Hey football fans, the time of year you’ve been waiting for is now. Regardless of whether it’s a high school, college or professional team you’re rooting for, there’s one aspect of the game that reaches all levels: the increased incidence of on-field injuries, especially head injuries and concussions, and the updates regarding their long-term effects on the players. As we hear more about these accidents, more attention is being given to the players’ safety and how injuries could be prevented, specifically by evaluating their protective helmets.

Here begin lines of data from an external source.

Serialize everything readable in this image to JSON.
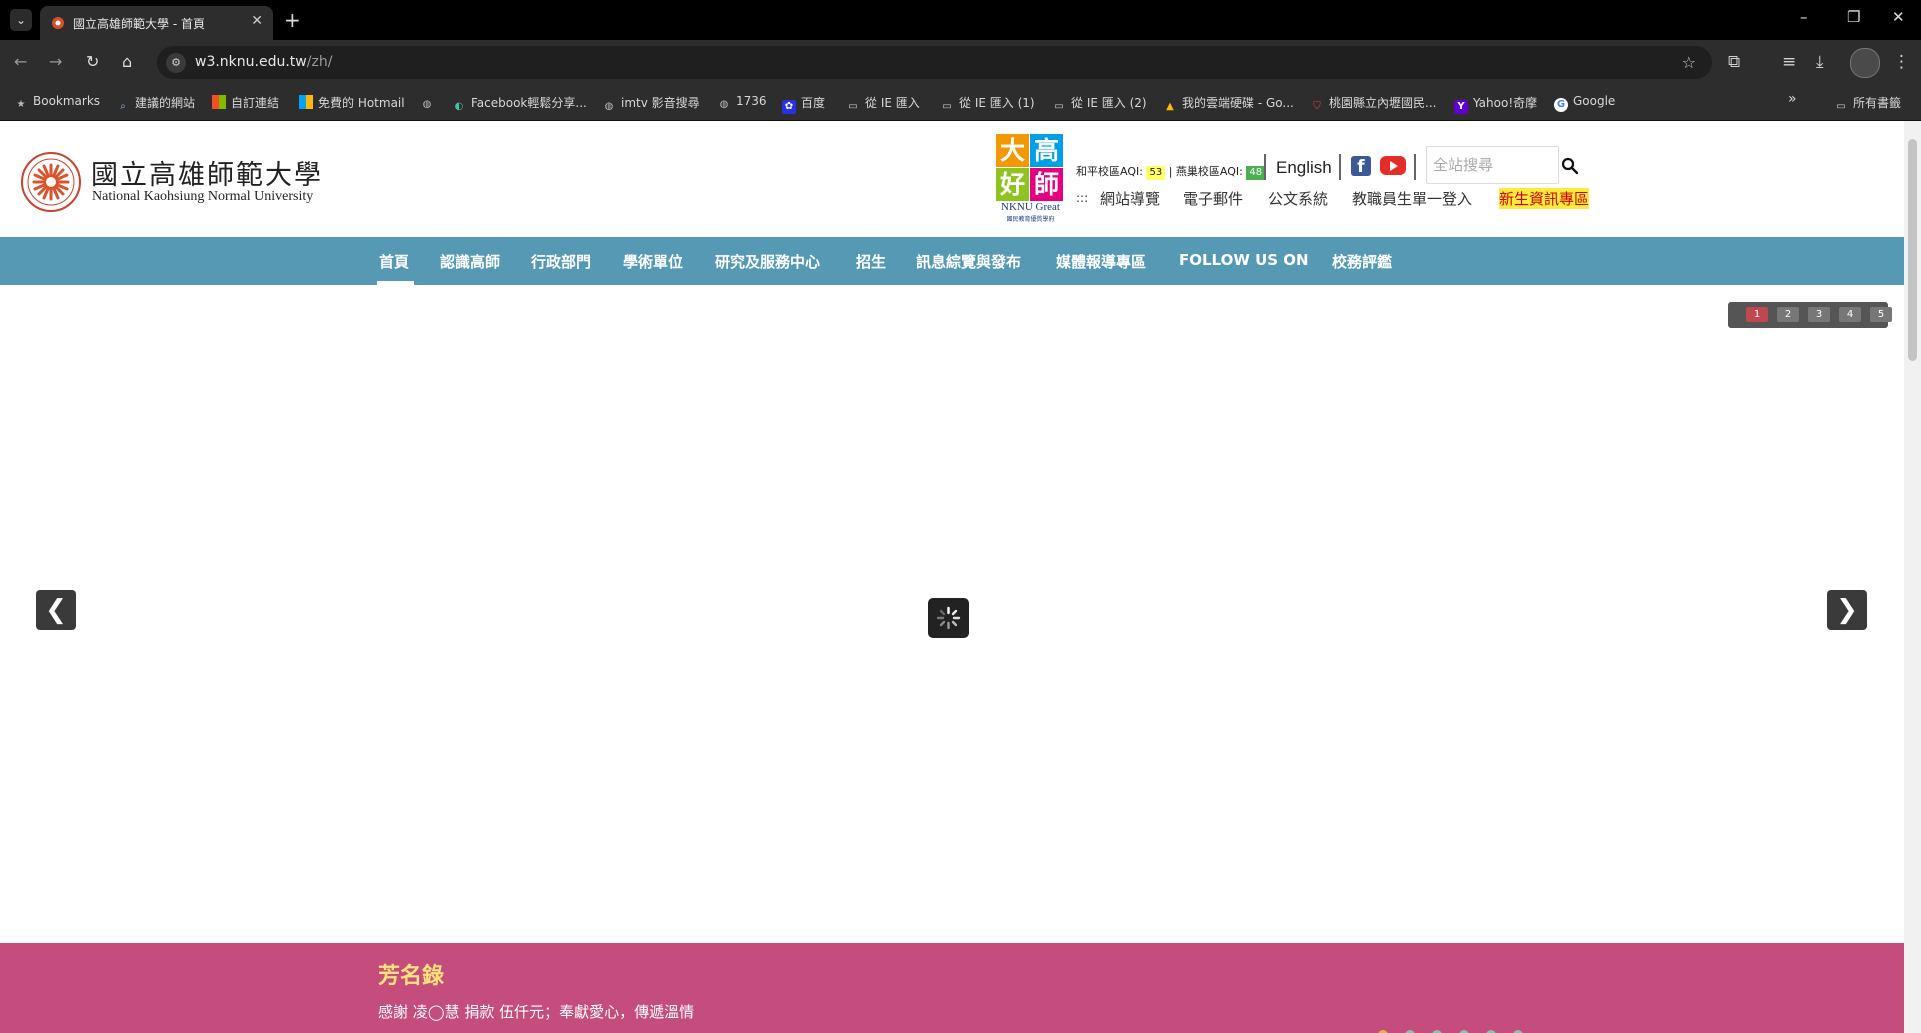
{
  "browser": {
    "tab_title": "國立高雄師範大學 - 首頁",
    "url_host": "w3.nknu.edu.tw",
    "url_path": "/zh/",
    "bookmarks": [
      {
        "label": "Bookmarks",
        "icon": "star-icon"
      },
      {
        "label": "建議的網站",
        "icon": "search-icon"
      },
      {
        "label": "自訂連結",
        "icon": "windows-icon"
      },
      {
        "label": "免費的 Hotmail",
        "icon": "windows-icon"
      },
      {
        "label": "",
        "icon": "globe-icon"
      },
      {
        "label": "Facebook輕鬆分享...",
        "icon": "edge-icon"
      },
      {
        "label": "imtv 影音搜尋",
        "icon": "globe-icon"
      },
      {
        "label": "1736",
        "icon": "globe-icon"
      },
      {
        "label": "百度",
        "icon": "baidu-icon"
      },
      {
        "label": "從 IE 匯入",
        "icon": "folder-icon"
      },
      {
        "label": "從 IE 匯入 (1)",
        "icon": "folder-icon"
      },
      {
        "label": "從 IE 匯入 (2)",
        "icon": "folder-icon"
      },
      {
        "label": "我的雲端硬碟 - Go...",
        "icon": "drive-icon"
      },
      {
        "label": "桃園縣立內壢國民...",
        "icon": "shield-icon"
      },
      {
        "label": "Yahoo!奇摩",
        "icon": "yahoo-icon"
      },
      {
        "label": "Google",
        "icon": "google-icon"
      }
    ],
    "all_bookmarks": "所有書籤"
  },
  "header": {
    "logo_zh": "國立高雄師範大學",
    "logo_en": "National Kaohsiung Normal University",
    "great_chars": [
      "大",
      "高",
      "好",
      "師"
    ],
    "great_caption": "NKNU Great",
    "great_sub": "國民教育優質學府",
    "aqi": {
      "heping_label": "和平校區AQI:",
      "heping_value": "53",
      "divider": "|",
      "yanchao_label": "燕巢校區AQI:",
      "yanchao_value": "48"
    },
    "english_link": "English",
    "search_placeholder": "全站搜尋",
    "util_prefix": ":::",
    "util_links": [
      "網站導覽",
      "電子郵件",
      "公文系統",
      "教職員生單一登入"
    ],
    "highlight_link": "新生資訊專區",
    "colors": {
      "aqi_moderate": "#ffff66",
      "aqi_good": "#4caf50",
      "nav": "#5699b5",
      "honor_bg": "#c54d7e",
      "honor_title": "#ffe27a"
    }
  },
  "nav": {
    "items": [
      "首頁",
      "認識高師",
      "行政部門",
      "學術單位",
      "研究及服務中心",
      "招生",
      "訊息綜覽與發布",
      "媒體報導專區",
      "FOLLOW US ON",
      "校務評鑑"
    ],
    "active_index": 0
  },
  "slider": {
    "pages": [
      "1",
      "2",
      "3",
      "4",
      "5"
    ],
    "active_page": "1",
    "prev": "❮",
    "next": "❯"
  },
  "honor": {
    "title": "芳名錄",
    "text": "感謝 凌◯慧 捐款 伍仟元；奉獻愛心，傳遞溫情"
  }
}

While it’s known that thousands of football players, across all levels of play suffer concussions or head injuries each year, a recent study has shown that high school players are affected at a higher rate.[1] In fact, many high schools are now adjusting and tightening their policies in regards to football-sustained head injuries among the young players.[2] The same is happening at the college level—players and coaches alike are paying more attention to the seriousness of these injuries.

At the professional level, concussions among NFL players have become a compelling topic in recent years, due to the short and long-term effects sustained by current and retired players. It’s been determined in the past few years that sustaining concussions while playing has caused long-term diseases among many players, including dementia, depression and the disease CTE[3] (Chronic Traumatic Encephalopathy.) Off the field, this issue has become a legal matter, as a number of former players are suing the NFL; they are currently working on a settlement.

Today’s helmets consist of thick cushions of foam that surround the player’s head as a protective layer from the hard shell. But with the violent collisions that are so much a part of the sport, how much protection to the brain is really provided? Is there an alternative that might absorb the force of the blow and distribute the energy so that the impact and injury is lessened?

One alternative can be found in 3D spacer textiles. Spacer textiles consist of a layer of fabric on each side with a monofilament running up and down between the fabric layers. Spacers are an ideal substitute for foam because these provide a better cushion, allow more air flow within the helmet, and retain their structure, unlike foam which has a tendency to disintegrate over time, leaving players more susceptible to injury.

We have the capabilities to make 3D spacers in a variety of thicknesses and densities, to provide more of a cushion within the helmet. They are also drapable, so they maintain their form and provide enhanced design flexibility. 3D spacers could prove to be the extra line of defense for these football players against any serious head injuries. For more information about Apex Mills’ 3D spacer solutions, visit the textile gallery on our website, and feel free to contact us with any questions.



[1] http://www.newschannel10.com/story/26621334/risks-of-concussions-with-high-school-football-players

[2] http://www.mprnews.org/story/2014/09/30/high-school-concussions-transform-high-school-football-in-minnesota

[3] http://www.vox.com/2014/9/5/6106851/nfl-football-concussions